Only the pictures should be left out; write out all other data exactly.

——————

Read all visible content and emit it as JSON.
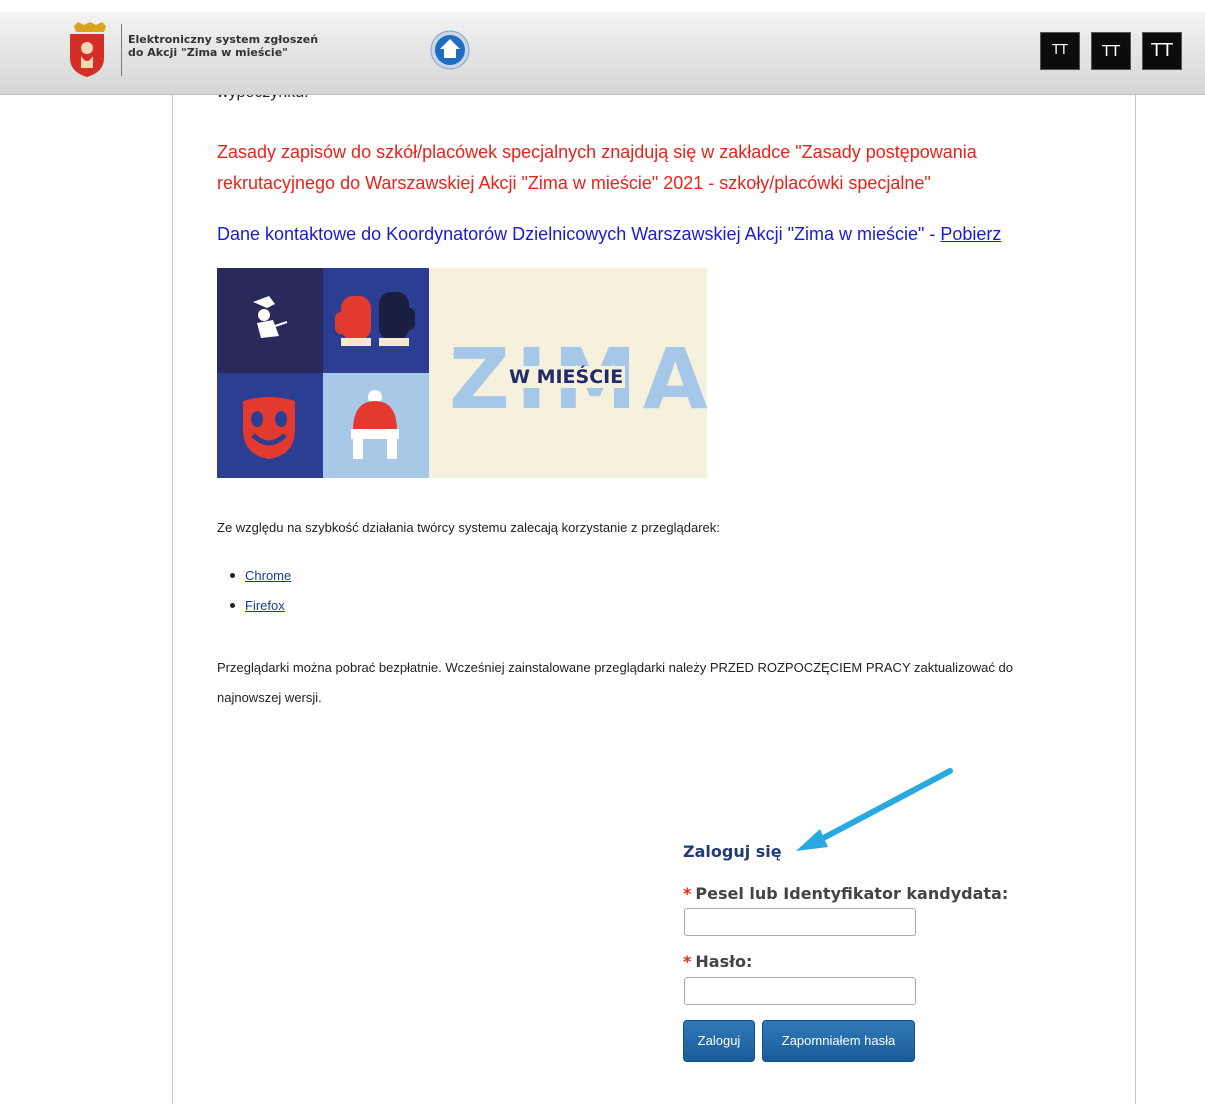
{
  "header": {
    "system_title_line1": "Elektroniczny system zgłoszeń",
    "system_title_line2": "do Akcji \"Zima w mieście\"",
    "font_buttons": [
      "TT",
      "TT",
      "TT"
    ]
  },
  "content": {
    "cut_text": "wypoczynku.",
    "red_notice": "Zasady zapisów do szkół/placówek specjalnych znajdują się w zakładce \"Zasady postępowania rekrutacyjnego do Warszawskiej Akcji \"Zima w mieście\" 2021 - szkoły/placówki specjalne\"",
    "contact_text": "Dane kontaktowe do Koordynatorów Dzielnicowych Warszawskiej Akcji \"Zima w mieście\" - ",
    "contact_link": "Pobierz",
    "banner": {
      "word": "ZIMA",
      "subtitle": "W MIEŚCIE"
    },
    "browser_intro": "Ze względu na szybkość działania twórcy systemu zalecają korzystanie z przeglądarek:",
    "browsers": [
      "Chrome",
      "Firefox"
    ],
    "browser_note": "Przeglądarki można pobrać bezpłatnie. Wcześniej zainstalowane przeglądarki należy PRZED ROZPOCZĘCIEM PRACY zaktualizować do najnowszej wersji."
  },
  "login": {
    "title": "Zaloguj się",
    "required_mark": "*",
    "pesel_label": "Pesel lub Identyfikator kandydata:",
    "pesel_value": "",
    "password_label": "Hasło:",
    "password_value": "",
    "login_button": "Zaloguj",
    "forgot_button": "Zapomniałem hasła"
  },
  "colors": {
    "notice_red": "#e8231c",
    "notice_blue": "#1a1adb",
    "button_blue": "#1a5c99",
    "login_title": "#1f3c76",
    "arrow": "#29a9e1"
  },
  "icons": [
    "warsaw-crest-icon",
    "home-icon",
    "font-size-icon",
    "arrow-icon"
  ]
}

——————

- **Your response**
Read all visible content and emit it as JSON.
{
  "header": {
    "system_title_line1": "Elektroniczny system zgłoszeń",
    "system_title_line2": "do Akcji \"Zima w mieście\"",
    "font_buttons": [
      "TT",
      "TT",
      "TT"
    ]
  },
  "content": {
    "cut_text": "wypoczynku.",
    "red_notice": "Zasady zapisów do szkół/placówek specjalnych znajdują się w zakładce \"Zasady postępowania rekrutacyjnego do Warszawskiej Akcji \"Zima w mieście\" 2021 - szkoły/placówki specjalne\"",
    "contact_text": "Dane kontaktowe do Koordynatorów Dzielnicowych Warszawskiej Akcji \"Zima w mieście\" - ",
    "contact_link": "Pobierz",
    "banner": {
      "word": "ZIMA",
      "subtitle": "W MIEŚCIE"
    },
    "browser_intro": "Ze względu na szybkość działania twórcy systemu zalecają korzystanie z przeglądarek:",
    "browsers": [
      "Chrome",
      "Firefox"
    ],
    "browser_note": "Przeglądarki można pobrać bezpłatnie. Wcześniej zainstalowane przeglądarki należy PRZED ROZPOCZĘCIEM PRACY zaktualizować do najnowszej wersji."
  },
  "login": {
    "title": "Zaloguj się",
    "required_mark": "*",
    "pesel_label": "Pesel lub Identyfikator kandydata:",
    "pesel_value": "",
    "password_label": "Hasło:",
    "password_value": "",
    "login_button": "Zaloguj",
    "forgot_button": "Zapomniałem hasła"
  },
  "colors": {
    "notice_red": "#e8231c",
    "notice_blue": "#1a1adb",
    "button_blue": "#1a5c99",
    "login_title": "#1f3c76",
    "arrow": "#29a9e1"
  },
  "icons": [
    "warsaw-crest-icon",
    "home-icon",
    "font-size-icon",
    "arrow-icon"
  ]
}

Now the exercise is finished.